-- Opening Marker --

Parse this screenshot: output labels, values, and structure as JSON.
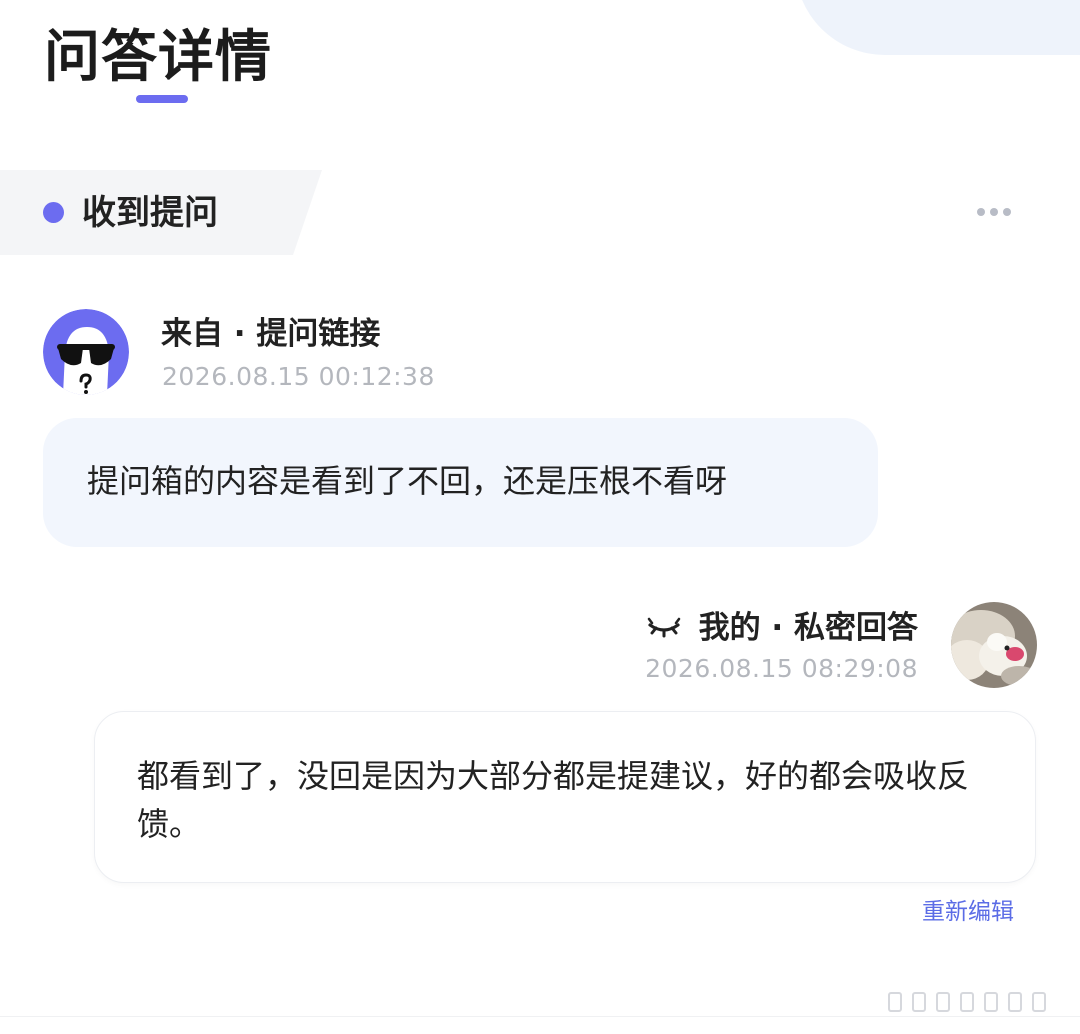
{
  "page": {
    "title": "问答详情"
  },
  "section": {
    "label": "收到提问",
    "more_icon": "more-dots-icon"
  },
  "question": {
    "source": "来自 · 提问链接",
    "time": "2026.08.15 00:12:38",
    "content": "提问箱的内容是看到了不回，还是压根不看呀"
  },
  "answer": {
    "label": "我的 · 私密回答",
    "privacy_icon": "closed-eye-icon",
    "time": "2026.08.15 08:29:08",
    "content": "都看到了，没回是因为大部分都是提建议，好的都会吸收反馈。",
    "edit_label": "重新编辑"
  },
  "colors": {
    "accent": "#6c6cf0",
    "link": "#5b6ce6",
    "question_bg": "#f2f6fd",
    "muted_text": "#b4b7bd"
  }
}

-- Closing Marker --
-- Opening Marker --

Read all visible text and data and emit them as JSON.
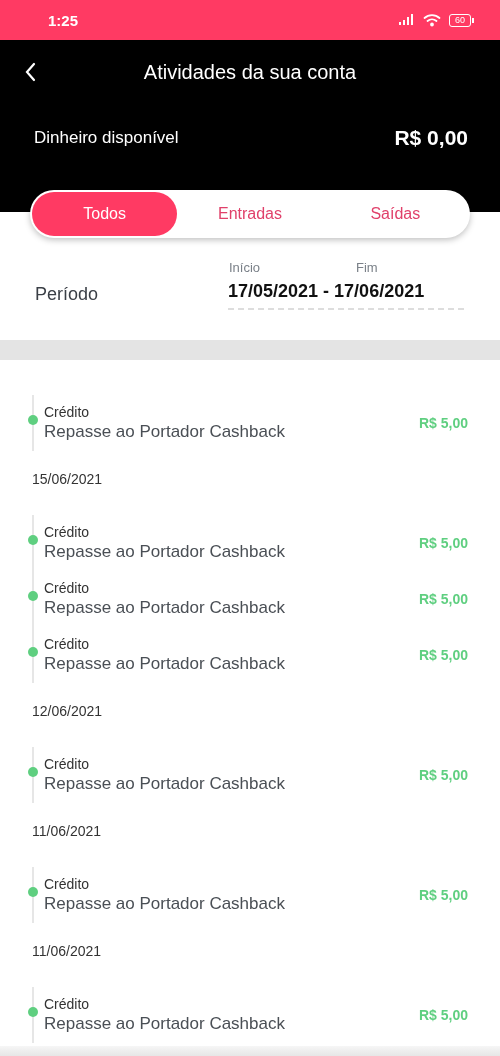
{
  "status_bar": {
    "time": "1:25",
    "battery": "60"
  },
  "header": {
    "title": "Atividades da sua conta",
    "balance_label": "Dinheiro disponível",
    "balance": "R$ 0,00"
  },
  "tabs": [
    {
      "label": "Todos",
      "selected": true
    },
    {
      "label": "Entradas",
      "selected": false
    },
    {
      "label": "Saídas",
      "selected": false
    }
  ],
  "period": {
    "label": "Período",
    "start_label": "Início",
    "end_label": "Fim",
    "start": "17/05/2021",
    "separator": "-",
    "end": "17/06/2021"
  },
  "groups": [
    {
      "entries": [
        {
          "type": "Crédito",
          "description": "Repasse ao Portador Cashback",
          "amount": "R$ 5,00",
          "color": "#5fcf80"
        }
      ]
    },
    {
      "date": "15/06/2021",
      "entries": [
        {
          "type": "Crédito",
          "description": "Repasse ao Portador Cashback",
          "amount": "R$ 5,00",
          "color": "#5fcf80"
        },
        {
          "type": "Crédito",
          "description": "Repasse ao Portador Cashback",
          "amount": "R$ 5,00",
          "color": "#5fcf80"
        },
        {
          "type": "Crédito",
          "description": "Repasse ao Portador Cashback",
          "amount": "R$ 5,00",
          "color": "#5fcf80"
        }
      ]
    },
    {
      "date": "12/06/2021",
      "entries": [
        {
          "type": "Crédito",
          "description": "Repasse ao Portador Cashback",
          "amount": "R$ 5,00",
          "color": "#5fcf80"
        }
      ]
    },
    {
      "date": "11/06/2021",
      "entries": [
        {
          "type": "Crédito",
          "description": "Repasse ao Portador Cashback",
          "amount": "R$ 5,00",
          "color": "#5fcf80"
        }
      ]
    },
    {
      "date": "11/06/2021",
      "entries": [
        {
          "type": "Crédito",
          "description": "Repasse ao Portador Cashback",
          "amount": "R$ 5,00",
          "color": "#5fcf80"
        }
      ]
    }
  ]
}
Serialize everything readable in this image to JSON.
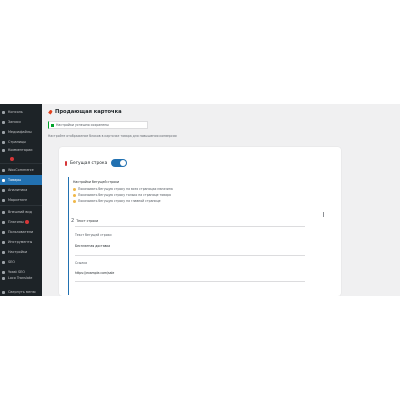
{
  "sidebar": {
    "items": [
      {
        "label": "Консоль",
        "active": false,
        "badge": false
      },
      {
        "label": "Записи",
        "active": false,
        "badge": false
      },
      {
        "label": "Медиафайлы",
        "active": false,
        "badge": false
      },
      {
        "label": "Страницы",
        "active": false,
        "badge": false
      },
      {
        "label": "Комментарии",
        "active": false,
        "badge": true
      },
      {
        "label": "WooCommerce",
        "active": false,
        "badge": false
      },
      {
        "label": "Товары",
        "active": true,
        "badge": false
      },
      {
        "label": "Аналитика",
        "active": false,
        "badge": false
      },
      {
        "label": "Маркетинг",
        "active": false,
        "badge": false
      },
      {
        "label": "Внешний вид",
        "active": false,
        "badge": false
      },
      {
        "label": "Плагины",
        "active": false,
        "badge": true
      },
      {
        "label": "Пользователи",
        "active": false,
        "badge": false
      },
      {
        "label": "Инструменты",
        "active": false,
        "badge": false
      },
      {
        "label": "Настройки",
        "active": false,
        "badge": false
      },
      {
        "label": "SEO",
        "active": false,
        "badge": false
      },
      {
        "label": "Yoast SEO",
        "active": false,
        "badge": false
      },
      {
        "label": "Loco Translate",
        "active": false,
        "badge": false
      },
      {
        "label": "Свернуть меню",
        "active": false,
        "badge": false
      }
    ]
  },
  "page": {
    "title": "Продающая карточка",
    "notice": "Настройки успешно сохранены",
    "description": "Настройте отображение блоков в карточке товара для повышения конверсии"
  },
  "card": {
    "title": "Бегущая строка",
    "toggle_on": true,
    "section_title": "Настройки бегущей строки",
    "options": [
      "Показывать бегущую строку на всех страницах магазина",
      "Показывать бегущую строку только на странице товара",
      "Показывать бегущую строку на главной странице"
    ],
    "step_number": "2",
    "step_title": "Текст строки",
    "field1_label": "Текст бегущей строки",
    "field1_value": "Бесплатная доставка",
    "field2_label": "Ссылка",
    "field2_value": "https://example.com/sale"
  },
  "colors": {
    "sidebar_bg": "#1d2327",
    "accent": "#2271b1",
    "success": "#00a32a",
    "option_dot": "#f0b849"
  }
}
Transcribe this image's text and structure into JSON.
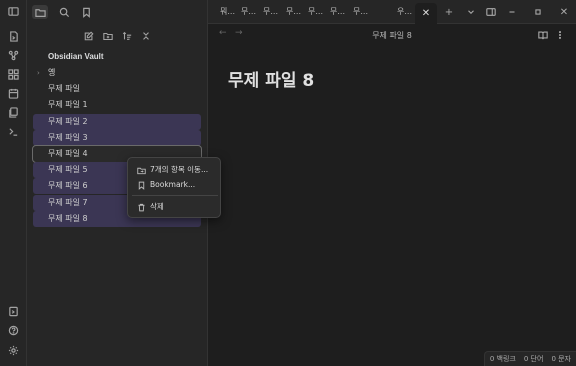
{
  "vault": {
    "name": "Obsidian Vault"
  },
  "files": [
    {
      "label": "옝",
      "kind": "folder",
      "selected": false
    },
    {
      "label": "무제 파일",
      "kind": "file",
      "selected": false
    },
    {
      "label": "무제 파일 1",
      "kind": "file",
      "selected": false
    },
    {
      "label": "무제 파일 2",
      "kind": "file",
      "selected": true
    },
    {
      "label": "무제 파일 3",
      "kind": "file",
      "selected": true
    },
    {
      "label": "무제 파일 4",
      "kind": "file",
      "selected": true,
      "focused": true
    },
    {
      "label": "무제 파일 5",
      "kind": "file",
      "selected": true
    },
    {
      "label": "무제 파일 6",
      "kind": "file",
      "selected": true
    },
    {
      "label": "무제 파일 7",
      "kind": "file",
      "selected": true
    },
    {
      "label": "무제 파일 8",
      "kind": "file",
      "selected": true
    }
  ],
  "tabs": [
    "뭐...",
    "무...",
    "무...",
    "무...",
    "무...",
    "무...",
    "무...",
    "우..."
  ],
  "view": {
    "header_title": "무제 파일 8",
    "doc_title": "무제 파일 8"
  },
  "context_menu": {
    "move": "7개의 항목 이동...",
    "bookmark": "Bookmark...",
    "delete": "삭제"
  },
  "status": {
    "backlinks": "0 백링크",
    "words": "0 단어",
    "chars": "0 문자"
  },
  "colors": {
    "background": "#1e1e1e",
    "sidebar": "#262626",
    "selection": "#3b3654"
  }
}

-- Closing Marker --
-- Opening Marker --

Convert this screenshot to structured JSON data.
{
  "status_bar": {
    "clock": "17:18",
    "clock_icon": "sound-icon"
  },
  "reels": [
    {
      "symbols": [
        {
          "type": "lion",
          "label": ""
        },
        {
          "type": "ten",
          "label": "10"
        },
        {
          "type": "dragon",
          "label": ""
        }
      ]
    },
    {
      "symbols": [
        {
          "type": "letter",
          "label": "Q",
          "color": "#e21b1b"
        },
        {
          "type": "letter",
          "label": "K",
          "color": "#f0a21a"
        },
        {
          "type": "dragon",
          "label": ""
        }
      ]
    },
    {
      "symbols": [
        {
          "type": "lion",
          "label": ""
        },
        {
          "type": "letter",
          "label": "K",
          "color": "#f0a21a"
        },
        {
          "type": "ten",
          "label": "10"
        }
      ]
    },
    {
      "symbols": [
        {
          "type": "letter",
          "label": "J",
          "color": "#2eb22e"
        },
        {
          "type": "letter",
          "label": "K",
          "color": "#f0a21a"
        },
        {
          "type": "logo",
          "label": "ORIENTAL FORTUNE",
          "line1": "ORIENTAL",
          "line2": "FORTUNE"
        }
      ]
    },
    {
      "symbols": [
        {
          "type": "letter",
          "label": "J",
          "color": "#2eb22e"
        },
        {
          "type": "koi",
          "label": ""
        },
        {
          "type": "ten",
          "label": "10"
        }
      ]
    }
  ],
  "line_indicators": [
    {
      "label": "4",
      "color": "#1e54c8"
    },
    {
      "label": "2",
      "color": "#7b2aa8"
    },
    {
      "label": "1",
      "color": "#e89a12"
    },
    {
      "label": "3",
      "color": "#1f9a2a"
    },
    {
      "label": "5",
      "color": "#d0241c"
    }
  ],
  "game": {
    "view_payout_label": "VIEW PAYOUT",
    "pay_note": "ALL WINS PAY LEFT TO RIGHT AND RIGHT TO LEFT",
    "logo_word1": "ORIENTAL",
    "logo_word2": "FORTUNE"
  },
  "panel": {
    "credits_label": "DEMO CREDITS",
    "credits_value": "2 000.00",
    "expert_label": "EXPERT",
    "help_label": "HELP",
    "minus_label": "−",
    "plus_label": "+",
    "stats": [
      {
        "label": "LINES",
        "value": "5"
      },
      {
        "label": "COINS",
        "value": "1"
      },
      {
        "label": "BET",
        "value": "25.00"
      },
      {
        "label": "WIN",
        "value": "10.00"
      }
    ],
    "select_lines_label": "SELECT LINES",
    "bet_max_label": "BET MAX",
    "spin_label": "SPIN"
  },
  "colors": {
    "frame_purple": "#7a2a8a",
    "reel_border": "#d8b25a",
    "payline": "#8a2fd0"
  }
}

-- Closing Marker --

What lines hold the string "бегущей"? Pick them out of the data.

    "section_title": "Настройки бегущей строки",
    "field1_label": "Текст бегущей строки",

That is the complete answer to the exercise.